**Task details**
Could you restate the data word for word and drop the pictures?

**Given entries**
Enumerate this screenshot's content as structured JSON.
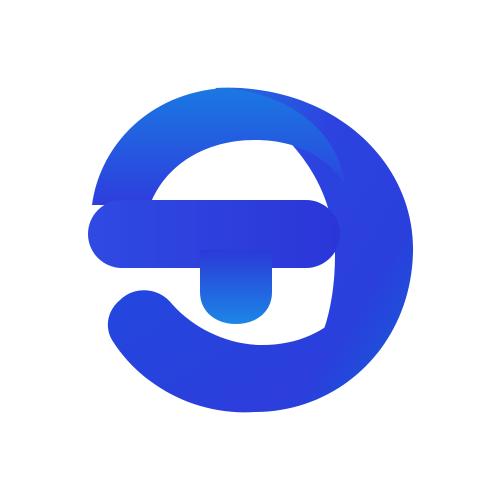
{
  "logo": {
    "icon": "letter-s-circle-logo-icon",
    "colors": {
      "background": "#ffffff",
      "primary_blue": "#2f49e0",
      "light_blue": "#1a7ae0",
      "deep_blue": "#2a3ad8"
    }
  }
}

**Your response**
Enumerate this screenshot's content as structured JSON.
{
  "logo": {
    "icon": "letter-s-circle-logo-icon",
    "colors": {
      "background": "#ffffff",
      "primary_blue": "#2f49e0",
      "light_blue": "#1a7ae0",
      "deep_blue": "#2a3ad8"
    }
  }
}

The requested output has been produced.